- Exercise directions -
A complete answer lists every line of the material where the string "agDynCentering" occurs.
□ □ □ □ □ □ □
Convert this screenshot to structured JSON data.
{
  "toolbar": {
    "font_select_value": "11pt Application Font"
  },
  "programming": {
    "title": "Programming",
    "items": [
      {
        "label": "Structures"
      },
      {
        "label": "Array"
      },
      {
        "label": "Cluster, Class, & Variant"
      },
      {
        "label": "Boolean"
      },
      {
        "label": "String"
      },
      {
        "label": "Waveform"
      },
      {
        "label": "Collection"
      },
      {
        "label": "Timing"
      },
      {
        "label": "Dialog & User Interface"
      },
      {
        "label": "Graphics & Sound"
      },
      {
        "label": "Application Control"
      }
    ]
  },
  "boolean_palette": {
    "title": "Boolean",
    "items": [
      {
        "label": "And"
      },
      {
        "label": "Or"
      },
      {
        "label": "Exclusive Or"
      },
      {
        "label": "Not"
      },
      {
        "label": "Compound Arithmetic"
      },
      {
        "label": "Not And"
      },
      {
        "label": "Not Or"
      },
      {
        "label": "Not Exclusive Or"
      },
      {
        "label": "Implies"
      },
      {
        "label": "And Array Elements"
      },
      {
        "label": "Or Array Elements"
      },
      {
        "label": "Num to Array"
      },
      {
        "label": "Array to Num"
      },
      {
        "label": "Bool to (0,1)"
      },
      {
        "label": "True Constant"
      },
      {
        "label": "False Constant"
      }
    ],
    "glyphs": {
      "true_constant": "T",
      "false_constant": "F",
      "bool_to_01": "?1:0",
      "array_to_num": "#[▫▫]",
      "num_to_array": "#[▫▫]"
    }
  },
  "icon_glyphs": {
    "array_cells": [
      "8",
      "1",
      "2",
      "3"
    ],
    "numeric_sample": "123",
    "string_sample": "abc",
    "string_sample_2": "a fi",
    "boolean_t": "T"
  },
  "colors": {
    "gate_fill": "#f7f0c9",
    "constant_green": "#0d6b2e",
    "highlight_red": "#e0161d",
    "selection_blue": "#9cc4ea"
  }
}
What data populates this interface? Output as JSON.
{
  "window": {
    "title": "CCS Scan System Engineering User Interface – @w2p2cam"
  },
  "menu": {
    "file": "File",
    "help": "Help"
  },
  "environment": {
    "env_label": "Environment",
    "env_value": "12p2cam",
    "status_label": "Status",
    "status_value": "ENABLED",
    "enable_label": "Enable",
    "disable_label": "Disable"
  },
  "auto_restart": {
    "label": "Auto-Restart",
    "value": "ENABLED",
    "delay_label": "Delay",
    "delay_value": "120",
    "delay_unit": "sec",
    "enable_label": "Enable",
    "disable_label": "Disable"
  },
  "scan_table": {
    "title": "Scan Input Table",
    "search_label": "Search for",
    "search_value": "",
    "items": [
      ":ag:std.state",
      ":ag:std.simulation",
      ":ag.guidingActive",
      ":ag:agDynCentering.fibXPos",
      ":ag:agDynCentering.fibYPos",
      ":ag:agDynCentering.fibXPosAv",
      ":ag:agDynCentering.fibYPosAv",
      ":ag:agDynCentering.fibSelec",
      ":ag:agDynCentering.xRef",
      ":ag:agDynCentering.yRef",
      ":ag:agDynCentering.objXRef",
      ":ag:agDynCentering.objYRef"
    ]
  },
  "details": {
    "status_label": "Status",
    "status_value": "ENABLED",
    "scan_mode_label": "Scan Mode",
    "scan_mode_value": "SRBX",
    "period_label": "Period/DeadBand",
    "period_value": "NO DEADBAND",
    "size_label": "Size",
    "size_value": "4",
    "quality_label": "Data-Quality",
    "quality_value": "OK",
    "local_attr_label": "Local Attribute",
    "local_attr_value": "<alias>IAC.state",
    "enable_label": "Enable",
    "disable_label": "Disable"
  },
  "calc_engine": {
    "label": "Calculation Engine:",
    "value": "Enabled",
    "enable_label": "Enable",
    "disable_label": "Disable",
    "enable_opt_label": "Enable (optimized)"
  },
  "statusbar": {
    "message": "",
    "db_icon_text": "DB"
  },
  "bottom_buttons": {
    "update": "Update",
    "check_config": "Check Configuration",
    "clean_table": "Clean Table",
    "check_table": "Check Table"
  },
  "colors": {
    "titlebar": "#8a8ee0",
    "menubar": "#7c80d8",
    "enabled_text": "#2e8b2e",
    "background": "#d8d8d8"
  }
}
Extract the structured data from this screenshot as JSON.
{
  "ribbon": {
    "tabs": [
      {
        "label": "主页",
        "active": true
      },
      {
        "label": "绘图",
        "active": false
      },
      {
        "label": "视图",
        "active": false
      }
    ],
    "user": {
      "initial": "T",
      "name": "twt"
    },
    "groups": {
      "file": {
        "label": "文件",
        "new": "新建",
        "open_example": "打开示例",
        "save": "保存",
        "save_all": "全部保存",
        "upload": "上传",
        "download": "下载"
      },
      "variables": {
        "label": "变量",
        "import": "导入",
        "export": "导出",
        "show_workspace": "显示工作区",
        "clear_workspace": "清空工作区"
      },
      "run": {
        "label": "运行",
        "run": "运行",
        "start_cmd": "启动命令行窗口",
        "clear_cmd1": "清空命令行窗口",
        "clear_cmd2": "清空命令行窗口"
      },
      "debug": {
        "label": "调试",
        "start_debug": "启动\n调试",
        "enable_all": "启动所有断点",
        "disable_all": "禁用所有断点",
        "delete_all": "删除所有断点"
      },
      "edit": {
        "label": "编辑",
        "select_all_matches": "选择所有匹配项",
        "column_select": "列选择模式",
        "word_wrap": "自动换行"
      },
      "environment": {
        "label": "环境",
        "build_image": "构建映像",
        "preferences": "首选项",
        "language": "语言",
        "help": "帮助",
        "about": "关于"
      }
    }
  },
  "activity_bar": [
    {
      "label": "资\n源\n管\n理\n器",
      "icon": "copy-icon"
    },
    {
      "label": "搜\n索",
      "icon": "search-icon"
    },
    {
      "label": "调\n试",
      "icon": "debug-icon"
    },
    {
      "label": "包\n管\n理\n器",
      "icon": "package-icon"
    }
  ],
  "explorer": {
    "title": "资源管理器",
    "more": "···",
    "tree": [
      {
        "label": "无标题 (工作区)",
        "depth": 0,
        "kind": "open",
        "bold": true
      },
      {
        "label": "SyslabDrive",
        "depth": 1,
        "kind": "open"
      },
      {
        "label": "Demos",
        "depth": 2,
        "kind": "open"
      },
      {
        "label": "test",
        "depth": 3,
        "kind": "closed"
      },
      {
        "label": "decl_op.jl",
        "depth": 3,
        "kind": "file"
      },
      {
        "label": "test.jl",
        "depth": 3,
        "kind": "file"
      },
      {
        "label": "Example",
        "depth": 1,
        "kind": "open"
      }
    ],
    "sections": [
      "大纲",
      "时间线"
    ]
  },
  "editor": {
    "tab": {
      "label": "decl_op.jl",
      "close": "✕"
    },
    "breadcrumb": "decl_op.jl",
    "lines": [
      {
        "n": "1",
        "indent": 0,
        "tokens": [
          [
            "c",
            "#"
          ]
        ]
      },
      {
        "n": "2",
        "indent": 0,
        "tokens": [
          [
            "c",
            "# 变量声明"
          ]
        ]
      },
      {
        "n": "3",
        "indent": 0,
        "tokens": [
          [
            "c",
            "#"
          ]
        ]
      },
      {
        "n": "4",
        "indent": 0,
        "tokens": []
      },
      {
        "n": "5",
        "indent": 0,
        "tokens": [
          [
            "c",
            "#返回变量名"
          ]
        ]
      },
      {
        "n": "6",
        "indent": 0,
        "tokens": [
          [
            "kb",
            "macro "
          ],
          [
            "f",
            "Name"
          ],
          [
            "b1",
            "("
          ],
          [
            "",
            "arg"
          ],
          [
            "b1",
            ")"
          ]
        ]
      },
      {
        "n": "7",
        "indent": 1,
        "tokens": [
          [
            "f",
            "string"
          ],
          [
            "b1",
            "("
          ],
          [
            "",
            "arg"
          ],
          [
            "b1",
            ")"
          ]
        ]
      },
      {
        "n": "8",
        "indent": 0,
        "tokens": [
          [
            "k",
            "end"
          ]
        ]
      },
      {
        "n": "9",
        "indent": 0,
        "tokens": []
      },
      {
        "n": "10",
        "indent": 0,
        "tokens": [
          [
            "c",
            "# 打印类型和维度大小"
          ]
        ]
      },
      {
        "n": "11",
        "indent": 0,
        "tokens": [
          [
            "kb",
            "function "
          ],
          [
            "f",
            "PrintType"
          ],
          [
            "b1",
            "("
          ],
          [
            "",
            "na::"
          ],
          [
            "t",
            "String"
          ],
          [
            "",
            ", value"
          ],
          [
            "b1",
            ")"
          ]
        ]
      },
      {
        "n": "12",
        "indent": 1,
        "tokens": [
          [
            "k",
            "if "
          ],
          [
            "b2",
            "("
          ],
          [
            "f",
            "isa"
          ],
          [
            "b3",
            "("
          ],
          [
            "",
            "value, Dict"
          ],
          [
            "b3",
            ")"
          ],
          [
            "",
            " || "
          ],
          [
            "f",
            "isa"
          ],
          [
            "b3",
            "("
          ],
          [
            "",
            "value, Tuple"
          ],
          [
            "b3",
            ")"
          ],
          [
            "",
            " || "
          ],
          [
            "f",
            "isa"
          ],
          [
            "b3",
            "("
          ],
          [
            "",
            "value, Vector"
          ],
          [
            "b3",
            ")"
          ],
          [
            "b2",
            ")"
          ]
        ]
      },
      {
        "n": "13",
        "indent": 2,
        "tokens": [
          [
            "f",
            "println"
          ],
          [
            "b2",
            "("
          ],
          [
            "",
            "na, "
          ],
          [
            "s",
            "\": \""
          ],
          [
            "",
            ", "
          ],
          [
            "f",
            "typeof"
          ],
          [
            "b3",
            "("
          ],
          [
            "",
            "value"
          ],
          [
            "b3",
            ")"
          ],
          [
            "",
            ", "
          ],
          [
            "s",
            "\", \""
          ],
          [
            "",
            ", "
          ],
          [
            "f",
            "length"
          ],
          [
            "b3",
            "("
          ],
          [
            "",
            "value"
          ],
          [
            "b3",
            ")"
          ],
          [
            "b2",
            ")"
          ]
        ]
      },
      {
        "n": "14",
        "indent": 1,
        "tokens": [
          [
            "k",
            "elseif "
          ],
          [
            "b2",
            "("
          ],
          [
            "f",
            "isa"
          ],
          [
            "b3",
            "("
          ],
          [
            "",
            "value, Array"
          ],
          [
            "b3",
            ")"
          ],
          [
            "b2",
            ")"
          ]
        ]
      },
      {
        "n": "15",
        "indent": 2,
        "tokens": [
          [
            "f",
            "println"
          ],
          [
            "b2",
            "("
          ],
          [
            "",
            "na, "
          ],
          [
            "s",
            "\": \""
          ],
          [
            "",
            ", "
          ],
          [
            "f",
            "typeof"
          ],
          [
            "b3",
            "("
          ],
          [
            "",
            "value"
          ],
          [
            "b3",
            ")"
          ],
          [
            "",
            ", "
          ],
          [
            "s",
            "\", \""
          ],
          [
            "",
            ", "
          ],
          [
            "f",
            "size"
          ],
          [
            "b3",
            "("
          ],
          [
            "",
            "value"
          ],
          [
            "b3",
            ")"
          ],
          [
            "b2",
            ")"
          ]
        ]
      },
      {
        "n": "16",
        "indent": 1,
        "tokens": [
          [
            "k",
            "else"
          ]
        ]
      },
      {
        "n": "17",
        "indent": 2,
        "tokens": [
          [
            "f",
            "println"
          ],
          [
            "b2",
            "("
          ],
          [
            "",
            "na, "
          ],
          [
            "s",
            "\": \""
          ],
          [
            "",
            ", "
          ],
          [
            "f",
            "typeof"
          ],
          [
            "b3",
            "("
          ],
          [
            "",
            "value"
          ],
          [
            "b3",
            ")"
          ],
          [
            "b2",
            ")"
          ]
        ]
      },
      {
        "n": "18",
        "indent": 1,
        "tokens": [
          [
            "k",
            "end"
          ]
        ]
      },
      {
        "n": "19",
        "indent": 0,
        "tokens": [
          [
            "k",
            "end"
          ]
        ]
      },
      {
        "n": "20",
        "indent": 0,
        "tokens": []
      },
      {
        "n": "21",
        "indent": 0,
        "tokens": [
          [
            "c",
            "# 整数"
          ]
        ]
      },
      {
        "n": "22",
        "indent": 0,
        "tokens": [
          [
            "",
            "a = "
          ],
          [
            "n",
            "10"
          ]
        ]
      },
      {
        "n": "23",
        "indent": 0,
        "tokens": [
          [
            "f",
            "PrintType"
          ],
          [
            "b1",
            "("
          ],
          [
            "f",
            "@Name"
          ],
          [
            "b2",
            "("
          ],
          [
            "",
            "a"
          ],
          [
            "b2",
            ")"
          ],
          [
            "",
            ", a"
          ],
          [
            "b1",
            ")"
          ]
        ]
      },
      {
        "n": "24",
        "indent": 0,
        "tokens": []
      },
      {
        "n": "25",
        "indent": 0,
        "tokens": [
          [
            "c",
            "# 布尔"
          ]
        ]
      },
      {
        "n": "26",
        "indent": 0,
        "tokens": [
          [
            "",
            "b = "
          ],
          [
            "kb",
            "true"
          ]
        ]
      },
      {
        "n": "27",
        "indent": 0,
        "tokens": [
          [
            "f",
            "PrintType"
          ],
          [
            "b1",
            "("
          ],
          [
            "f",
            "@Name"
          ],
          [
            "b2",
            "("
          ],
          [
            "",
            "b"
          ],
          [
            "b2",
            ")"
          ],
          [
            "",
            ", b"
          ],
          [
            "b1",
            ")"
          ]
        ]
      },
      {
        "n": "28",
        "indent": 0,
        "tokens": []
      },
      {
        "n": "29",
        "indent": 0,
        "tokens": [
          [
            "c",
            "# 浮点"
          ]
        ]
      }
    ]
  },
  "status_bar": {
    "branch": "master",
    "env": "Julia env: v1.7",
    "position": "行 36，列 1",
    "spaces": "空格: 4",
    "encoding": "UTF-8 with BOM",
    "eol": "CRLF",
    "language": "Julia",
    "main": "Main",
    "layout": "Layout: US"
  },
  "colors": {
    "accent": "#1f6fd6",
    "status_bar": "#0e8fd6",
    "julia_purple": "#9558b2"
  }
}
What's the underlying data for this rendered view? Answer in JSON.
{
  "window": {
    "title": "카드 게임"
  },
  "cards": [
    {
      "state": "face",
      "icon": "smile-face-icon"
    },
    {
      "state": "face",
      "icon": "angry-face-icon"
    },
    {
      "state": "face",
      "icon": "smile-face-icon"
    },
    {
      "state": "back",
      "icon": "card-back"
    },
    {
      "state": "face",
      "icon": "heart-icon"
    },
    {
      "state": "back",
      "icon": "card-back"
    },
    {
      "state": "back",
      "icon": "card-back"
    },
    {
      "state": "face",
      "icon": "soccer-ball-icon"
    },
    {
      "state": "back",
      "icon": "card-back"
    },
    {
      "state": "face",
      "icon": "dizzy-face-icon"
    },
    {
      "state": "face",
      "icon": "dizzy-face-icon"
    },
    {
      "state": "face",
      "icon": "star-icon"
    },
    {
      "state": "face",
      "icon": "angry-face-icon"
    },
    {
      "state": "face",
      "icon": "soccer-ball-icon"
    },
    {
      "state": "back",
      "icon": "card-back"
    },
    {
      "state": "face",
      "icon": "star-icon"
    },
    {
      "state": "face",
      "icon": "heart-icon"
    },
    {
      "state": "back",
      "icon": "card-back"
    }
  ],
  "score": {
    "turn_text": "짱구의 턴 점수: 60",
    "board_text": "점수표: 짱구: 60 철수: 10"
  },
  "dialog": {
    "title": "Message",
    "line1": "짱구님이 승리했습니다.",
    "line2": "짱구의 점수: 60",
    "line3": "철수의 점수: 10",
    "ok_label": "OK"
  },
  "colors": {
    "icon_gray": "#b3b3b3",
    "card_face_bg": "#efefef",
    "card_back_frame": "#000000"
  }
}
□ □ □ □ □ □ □
- Response to the task -
      ":ag:agDynCentering.fibXPos",
      ":ag:agDynCentering.fibYPos",
      ":ag:agDynCentering.fibXPosAv",
      ":ag:agDynCentering.fibYPosAv",
      ":ag:agDynCentering.fibSelec",
      ":ag:agDynCentering.xRef",
      ":ag:agDynCentering.yRef",
      ":ag:agDynCentering.objXRef",
      ":ag:agDynCentering.objYRef"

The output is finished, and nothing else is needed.